This new rate of interest will apply to both individuals and organisations.
Currently, the rate of interest on three-year savings certificates is 11.04%, 11.28% on five-year savings certificates, 11.76% on five-year pensioner savings certificates and 11.52% on five-year family savings certificates at the end of term.
The current rate of interest on post office savings has been kept unchanged at 7.5%.
In April last year, the government brought down the lending rate to a maximum of 9%, while the deposit rate was set at a maximum of 6%. Since then, there has been a demand for cutting interest rates on savings tools. Then, the tax at source on all national savings instruments increased to 10% in FY20.
Zahid Hussain, a former lead economist of the World Bank's Dhaka office, thinks cutting interest rates on savings certificates to reduce the government's burden is logical.
Probably, the last time the interest rates on savings certificates were reduced was in 2015. Over the last few years, interest rates on all other instruments dropped at home and abroad and investment has been facilitated to a large extent, he said
The interest rate on savings certificates should be fixed in line with other investment structures at home and abroad, Zahid Hossain opined.
Savings certificate is an instrument for the social protection of disadvantaged people, but there is no participation of common people. Basically, government employees invest a huge amount of money in savings certificates after retirement. Many again increased the government's debt burden by buying savings certificates with idle money.
In FY21, the government borrowed about Tk42,000 crore in the form of savings certificates, which is more than double the target set in the original budget.
As of June last year, the government's net debt in savings certificates stood at around Tk3.44 lakh crore. People from different walks of life prefer savings tools for good interest returns.

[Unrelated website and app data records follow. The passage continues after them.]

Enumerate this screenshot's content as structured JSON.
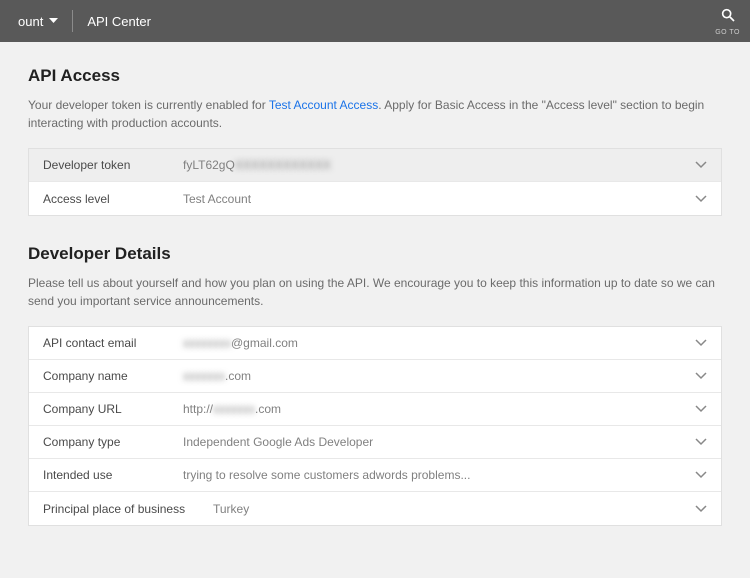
{
  "topbar": {
    "account_label": "ount",
    "page_title": "API Center",
    "search_label": "GO TO"
  },
  "api_access": {
    "title": "API Access",
    "desc_prefix": "Your developer token is currently enabled for ",
    "desc_link": "Test Account Access",
    "desc_suffix": ". Apply for Basic Access in the \"Access level\" section to begin interacting with production accounts.",
    "rows": [
      {
        "label": "Developer token",
        "value_visible": "fyLT62gQ",
        "value_blurred": "XXXXXXXXXXXX"
      },
      {
        "label": "Access level",
        "value": "Test Account"
      }
    ]
  },
  "developer_details": {
    "title": "Developer Details",
    "desc": "Please tell us about yourself and how you plan on using the API. We encourage you to keep this information up to date so we can send you important service announcements.",
    "rows": [
      {
        "label": "API contact email",
        "value_blurred": "xxxxxxxx",
        "value_suffix": "@gmail.com"
      },
      {
        "label": "Company name",
        "value_blurred": "xxxxxxx",
        "value_suffix": ".com"
      },
      {
        "label": "Company URL",
        "value_prefix": "http://",
        "value_blurred": "xxxxxxx",
        "value_suffix": ".com"
      },
      {
        "label": "Company type",
        "value": "Independent Google Ads Developer"
      },
      {
        "label": "Intended use",
        "value": "trying to resolve some customers adwords problems..."
      },
      {
        "label": "Principal place of business",
        "value": "Turkey"
      }
    ]
  }
}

For the current fiscal year, the government set a target to borrow Tk32,000 crore through sales of savings certificates in contrast to Tk20,000 crore.
Meanwhile, general savers criticised the rate cut on all types of savings certificates.
Anwar Parvez, a former joint secretary to the government, opined in favour of an investment of up to Tk70 lakh, keeping interest rates on pensioner and family savings certificates unchanged.
Otherwise, the money of retirees will go for risky investments such as in financial institutions and the stock market. Elderly people, women, and the physically challenged who almost exclusively depend on savings certificates will also be in trouble, he said.
Interest of migrants' saving bonds lowered too
Apart from the deposit certificate, the interest rate of the savings bonds for the Bangladeshi expatriates have also been lowered.
The slashed interest rate will be applicable for the new investments in such bonds, not for the ones that had been purchased earlier.
The bonds for the Bangladeshi migrants are the Wage Earners Development bond, US Dollar Premium bond and US Dollar Investment bond.
These bonds are available at foreign exchange houses, any foreign branch of a local bank and at a Bangladesh branch. Local banks offer loans against the bonds. Besides, investors can take the money abroad if they so choose.
The five-year Wage Earners Development bond offers profits up to 11.20%. If someone invests more than Tk15 lakh now, the interest will be 10.27% when the bond matures.
With an investment of more than Tk30 lakh, the profit rate will be 9.33%. And with an investment of more than Tk50 lakh, the profit will be at the rate of 8.40%.
The rate of profit for the US Dollar Premium bond with a three-year maturity has not been changed. At present, the interest rate on the bond is 7.5%.
Zahid Hussain said the interest rate for Wage Earner Development bonds had been much higher. There are doubts as to whether it is being used properly.
"With low-interest rates in the United States, many people may invest in US dollars and return it with a profit. Therefore, it is logical to reduce its interest rate," he added.